OAKLAND, Calif. (KTVU) - The number of homicides in Oakland in 2018 dropped to their lowest level — 68 — since 1999, and the total crime level in the city declined 11 percent compared to 2017, according to the city's annual crime data.
Robberies and burglaries decreased too, the latter by 22 percent (although within that umbrella category, commercial burglaries rose by 42 percent.) There also were 12 percent fewer rapes, according to city data. Plus, car burglaries dropped by 25 percent.
And non-fatal shootings were down, despite what happened on New Year's Eve, when a 6-year-old girl was struck by a bullet during "celebratory gunfire" while she was attending a family party in Oakland. She is expected to be OK.
"It's definitely intentional strategies on our part," Oakland Police Chief Anne Kirkpatrick told KTVU on Thursday, referring to the city's Ceasefire policing strategy where law enforcement provides lifestyle alternatives to at-risk individuals instead of simply focusing on arrests. "Our focus is to interrupt the cycle of gun violence."
Kirkpatrick said that enforcement is only part of the reason for the drop, the other key element is education in trying to get people to "put the guns down." Gentrification is not a reason for the drop, the mayor said at a news conference.
However, not everyone was impressed with the numbers.
Councilwoman Lynette McElhaney said that Oakland's crime rates in particular neighborhoods don't paint a cheery picture, at least for her district.

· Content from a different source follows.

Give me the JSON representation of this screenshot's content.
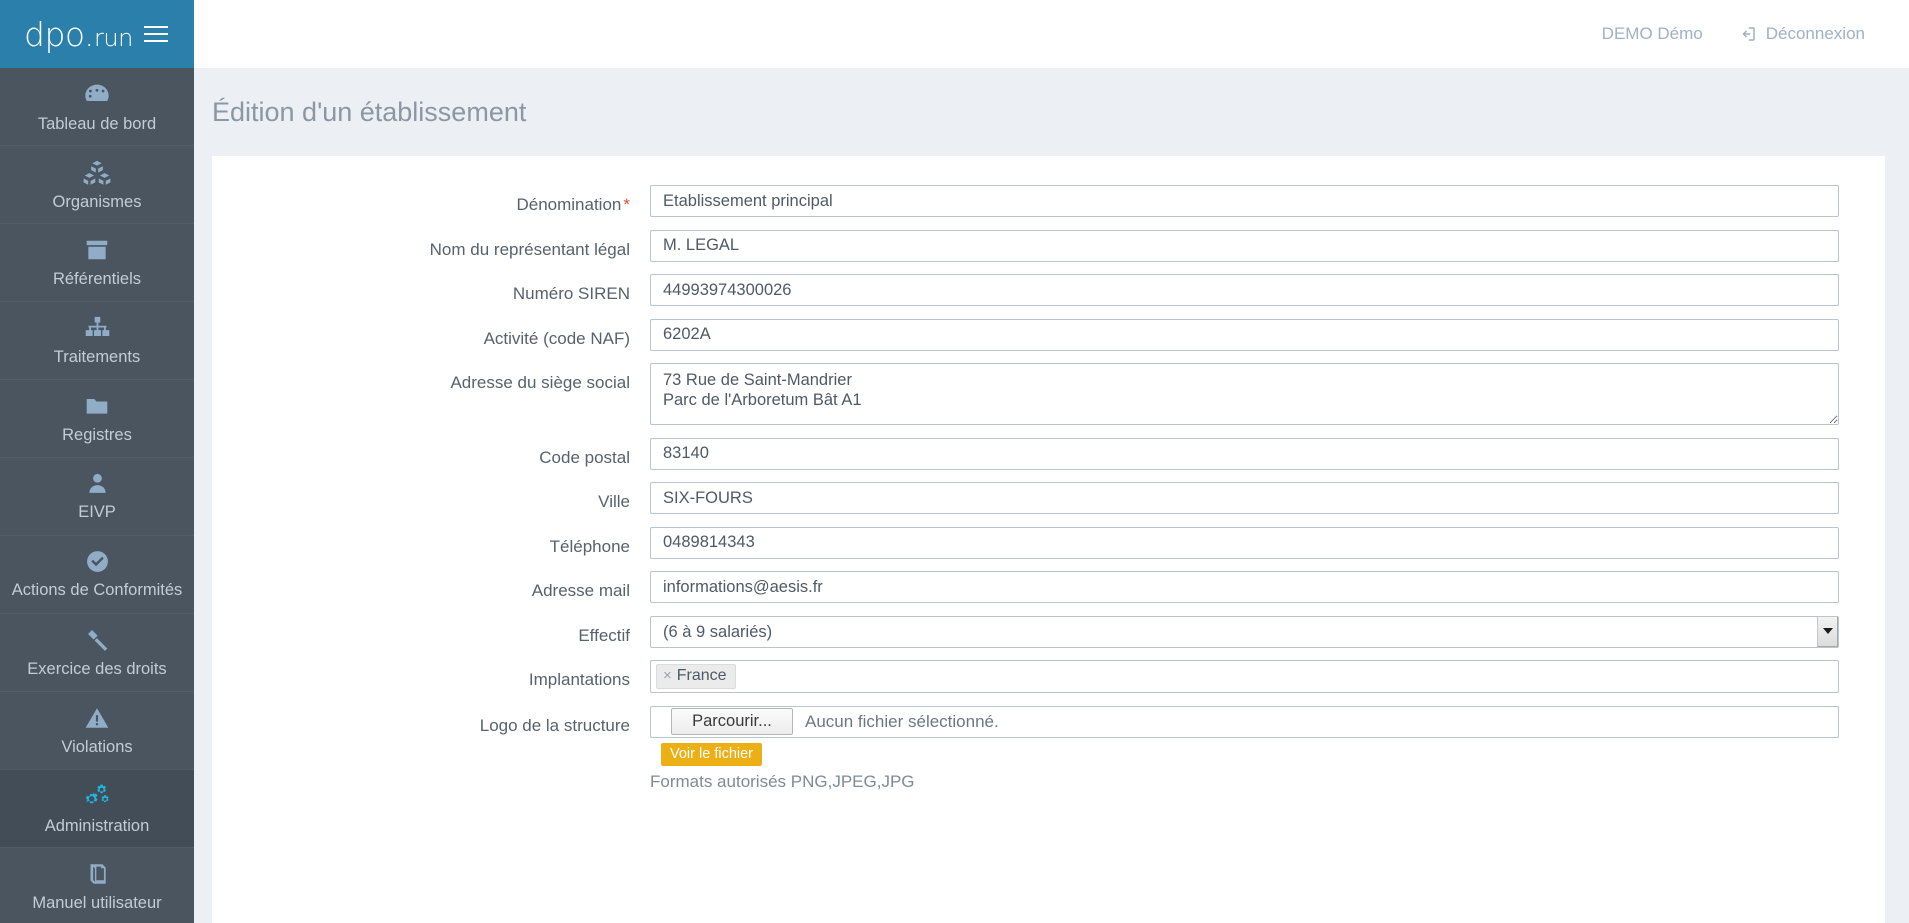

In downtown and West Oakland, she said, homicides are up, as are assaults and shootings. She also pointed to the July stabbing death of 18-year-old Nia Wilson in Oakland, at the MacArthur Station, but whose homicide is being investigated by BART police. Her death is not included in Oakland's stats.
"From the street, it feels less safe now than five years ago," McElhaney said.
She and Councilman Larry Reid are now working to recruit the city's first Chief of Violence Prevention and to create a department, budgeted at about $1 million, dedicated to reducing crime even more, and from the perspective of those who have suffered violence.
Despite the criticism that Oakland could be doing more, it's been proven that homicide numbers have been dropping since Oakland implemented the Ceasefire program. Academic researchers at Northeastern University also gave credit to the policing strategy, the East Bay Express reported in August.
Ceasefire targets mainly young black and Latino men living in Oakland's poorest neighborhoods who make up less than 1 percent of the city's population, according to Oakland police. This population group experiences a high rate of unemployment and housing and food insecurity, is provided with inadequate educational opportunities, and is harmed by other forms of institutional racism. They are also often exposed to violence at an early age and carry a great deal of trauma.
Through Ceasefire, police conduct "call ins," meaning they ask members of that population to sit down, usually in a church or community center, and talk about the potential consequences of engaging in street warfare. And they provide them referrals and services to break the cycle of violence, Kirkpatrick said.
When the program started seven years ago, there were zero groups and six individuals who received these one-on-one meetings with a police officer or community member, who tried to give that at-risk person a "message of caring, chance and choice," the city website states. Last year, there were 156 groups and 605 individuals who participated.
Ceasefire was fully implemented in 2013 under Mayor Jean Quan. Measure Z, the city's parcel tax to fund violence reduction strategies both inside and outside the police department, is used to pay for Ceasefire.
Ceasefire Oakland works in collaboration with several local nonprofit groups as well as the National Network for Safe Communities at John Jay College, which offers tips on best practices. Oakland Mayor Libby Schaaf noted that “making Oakland a safe city has been a community-led movement.”
At a news conference on Thursday, Schaaf also pointed out that the trends "represent an unprecedented reduction in homicides and shooting injuries combined."
While the total number of crimes dropped citywide, there were three large categories that did increase from the year before: Violent crime went up 1 percent, aggravated assault went up 5 percent and arson rose by 26 percent, according to the city's data.
Major fires have broken out at construction sites throughout the East Bay over the last several years. In November, police and the ATF arrested 45-year-old Dustin Bellinger on suspicion of setting at least one of the arson fires.
Kirkpatrick noted that while the percentage increase seems high, the number of raw data on arsons is low. There were 191 arsons documented in 2018.
Despite this year's successes, the Oakland Police Department remains under federal oversight since 2003 because of the Riders scandal, in which rogue officers known as “Riders” were accused of beating up and planting drugs on West Oakland residents.